That being said, if you paint it, it will probably add to the weight, so (other than looking cool) it may have a negative effect.
There is a bit of a discussion here, so make sure you check it out.
All the best
I just got a 1976 Laser and I’m sure its a little soft and prob had repairs but for a couple of bucks it might help me learn to sail. I have had it out three time and I made it back to the dock all three times. It has also captsized and it rights up pretty easy. I was looking at parts as I need a new hiking strap and saw that plastic bottles for air are sold as a replacement for styrofoam. Looking through the inspection port I do not see anything to aid in floatation. Do I need these bottles? Will the boat sink without them? Thanks for your help.

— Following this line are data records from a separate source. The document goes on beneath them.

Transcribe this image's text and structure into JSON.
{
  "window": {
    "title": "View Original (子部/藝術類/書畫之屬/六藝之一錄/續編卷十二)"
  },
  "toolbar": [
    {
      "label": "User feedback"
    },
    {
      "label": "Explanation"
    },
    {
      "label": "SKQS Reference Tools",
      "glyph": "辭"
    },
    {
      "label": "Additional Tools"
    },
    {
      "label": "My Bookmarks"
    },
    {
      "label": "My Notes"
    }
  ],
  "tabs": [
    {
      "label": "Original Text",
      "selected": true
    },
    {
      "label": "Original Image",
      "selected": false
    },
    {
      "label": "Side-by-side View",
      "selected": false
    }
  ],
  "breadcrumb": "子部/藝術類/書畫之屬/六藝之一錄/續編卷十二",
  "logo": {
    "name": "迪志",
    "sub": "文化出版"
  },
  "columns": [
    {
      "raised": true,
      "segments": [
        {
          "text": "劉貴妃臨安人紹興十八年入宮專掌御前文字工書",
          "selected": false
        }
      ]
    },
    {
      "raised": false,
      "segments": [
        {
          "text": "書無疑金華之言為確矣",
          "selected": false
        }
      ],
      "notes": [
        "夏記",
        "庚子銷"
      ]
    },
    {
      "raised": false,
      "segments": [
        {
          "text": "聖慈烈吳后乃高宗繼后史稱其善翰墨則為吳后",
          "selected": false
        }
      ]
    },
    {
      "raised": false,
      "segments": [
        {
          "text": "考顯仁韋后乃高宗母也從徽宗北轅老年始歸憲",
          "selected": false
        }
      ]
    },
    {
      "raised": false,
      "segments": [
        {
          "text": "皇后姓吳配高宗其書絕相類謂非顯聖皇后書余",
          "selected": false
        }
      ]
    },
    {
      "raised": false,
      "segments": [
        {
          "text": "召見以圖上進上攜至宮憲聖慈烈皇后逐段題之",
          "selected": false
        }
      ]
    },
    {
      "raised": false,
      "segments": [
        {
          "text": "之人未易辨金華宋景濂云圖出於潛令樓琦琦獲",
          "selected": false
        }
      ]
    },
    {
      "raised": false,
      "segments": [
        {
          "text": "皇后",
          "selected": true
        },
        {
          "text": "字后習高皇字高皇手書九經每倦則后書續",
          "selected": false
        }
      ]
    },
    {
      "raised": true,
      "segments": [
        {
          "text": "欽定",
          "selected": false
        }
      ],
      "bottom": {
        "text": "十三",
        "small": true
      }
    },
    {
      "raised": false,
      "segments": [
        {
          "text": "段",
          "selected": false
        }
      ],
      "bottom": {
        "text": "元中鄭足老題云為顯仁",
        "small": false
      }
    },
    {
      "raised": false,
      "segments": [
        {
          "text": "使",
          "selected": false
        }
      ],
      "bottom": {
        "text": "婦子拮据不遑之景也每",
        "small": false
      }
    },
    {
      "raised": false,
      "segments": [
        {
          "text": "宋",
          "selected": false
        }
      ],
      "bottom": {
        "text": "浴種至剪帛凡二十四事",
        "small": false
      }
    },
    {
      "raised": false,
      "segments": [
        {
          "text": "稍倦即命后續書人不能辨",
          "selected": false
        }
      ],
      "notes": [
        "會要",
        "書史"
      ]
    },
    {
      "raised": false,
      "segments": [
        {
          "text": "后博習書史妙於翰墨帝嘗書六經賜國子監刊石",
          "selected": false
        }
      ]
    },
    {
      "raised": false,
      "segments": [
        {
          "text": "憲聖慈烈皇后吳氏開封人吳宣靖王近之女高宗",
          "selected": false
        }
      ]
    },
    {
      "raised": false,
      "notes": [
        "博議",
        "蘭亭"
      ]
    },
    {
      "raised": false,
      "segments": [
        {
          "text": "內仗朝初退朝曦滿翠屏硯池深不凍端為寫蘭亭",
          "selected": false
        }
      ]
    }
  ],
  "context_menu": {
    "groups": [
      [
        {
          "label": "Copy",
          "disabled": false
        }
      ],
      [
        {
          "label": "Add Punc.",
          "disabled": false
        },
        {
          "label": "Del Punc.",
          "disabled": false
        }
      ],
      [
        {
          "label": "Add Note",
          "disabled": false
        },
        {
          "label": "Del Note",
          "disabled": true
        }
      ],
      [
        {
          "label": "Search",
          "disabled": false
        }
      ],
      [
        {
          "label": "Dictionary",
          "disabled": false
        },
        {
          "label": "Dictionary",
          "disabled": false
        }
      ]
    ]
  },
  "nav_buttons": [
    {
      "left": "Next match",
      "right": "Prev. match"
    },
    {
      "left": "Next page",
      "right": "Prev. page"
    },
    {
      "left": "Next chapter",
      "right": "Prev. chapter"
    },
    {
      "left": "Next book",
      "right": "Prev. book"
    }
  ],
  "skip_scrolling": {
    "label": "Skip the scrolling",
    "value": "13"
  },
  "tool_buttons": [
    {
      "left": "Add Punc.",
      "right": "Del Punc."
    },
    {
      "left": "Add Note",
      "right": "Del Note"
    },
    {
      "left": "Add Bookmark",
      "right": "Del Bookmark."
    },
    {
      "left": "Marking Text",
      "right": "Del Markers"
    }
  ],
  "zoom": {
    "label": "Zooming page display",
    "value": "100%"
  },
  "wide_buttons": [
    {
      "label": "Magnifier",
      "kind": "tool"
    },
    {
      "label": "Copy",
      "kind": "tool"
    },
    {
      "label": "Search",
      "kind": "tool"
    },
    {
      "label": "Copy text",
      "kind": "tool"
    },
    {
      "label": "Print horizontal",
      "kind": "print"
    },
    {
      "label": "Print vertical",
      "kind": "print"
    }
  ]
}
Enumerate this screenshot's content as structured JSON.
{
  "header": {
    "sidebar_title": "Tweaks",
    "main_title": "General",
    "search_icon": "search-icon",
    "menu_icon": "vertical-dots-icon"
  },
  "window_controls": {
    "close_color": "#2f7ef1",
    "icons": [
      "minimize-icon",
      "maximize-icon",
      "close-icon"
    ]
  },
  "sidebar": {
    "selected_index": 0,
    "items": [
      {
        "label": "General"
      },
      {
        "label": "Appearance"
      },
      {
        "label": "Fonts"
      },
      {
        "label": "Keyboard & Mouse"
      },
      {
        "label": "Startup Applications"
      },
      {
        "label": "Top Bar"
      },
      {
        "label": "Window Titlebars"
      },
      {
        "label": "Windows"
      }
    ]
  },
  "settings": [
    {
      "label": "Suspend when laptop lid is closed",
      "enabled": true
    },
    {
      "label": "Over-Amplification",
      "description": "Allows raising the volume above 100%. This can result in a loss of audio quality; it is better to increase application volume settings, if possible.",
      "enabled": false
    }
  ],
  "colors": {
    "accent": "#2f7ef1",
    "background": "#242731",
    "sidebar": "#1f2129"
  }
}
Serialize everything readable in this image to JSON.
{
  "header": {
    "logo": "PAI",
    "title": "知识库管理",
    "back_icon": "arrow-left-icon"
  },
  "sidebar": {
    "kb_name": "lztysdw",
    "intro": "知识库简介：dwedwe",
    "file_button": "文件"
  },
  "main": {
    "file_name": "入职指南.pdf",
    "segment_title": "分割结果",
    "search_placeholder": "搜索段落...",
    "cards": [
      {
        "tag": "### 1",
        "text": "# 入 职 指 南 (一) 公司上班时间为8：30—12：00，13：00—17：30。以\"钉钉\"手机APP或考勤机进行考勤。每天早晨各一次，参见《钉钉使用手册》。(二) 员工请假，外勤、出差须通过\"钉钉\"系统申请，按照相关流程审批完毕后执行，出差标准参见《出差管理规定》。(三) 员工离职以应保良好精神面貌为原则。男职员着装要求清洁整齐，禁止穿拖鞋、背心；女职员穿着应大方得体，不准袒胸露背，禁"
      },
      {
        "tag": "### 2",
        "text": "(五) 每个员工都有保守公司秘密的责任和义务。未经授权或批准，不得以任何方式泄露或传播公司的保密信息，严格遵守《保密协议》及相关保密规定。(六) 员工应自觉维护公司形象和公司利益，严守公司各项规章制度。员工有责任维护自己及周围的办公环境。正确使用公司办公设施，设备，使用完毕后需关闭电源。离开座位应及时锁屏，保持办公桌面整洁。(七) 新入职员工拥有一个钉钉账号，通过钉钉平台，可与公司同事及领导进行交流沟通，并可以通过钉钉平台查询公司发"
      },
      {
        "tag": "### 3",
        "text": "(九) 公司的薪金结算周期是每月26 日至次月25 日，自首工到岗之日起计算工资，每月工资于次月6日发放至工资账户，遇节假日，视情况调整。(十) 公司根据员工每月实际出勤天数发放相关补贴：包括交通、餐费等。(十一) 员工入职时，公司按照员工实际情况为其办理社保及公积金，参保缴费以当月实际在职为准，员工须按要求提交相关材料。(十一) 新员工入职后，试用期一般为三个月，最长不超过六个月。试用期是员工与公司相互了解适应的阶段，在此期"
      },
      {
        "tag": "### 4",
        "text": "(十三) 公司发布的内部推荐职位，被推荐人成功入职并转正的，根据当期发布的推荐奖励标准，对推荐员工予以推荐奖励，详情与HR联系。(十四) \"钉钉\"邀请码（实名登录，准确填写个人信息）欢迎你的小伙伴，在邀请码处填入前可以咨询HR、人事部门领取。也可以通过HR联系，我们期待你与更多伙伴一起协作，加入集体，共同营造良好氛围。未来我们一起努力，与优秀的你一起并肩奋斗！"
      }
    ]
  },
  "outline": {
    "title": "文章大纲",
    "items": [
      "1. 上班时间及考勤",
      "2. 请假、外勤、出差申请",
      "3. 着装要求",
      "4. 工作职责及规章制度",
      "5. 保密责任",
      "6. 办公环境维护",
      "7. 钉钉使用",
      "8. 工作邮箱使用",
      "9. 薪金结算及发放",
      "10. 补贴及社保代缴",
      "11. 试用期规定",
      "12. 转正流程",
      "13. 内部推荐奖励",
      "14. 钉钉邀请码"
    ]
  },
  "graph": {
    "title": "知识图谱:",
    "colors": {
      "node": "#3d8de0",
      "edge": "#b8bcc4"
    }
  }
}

No, you shouldn’t need any styrofoam, as the hull should be watertight, meaning that it won’t sink. It’s fairly common for older lasers to take on a bit of water, as they can form small cracks that can let a small amount of water in, but if it’s letting in enough water that you are worried about it sinking, then you might want to investigate further and get the leaks fixed. It might have more substantial cracks around the fin case or mast step.
im an italian just land in sydney. i would like to have sometimes a nice sails on a laser. do you know someone who hire them?
thank you all
Thanks for your message.
There are a few places that hire laser dinghies out, but many require you to be a member of the club first. So you may have to ask really nicely… you never know – you might get lucky 🙂
Check out these places:
Otherwise just wander down to the local clubs and ask around.
Some of the locals may know of somewhere that can help out. If anyone knows of anywhere that rents Lasers, please leave details below.
Enjoy your time in Sydney, and I hope that you have a great time out on the harbour.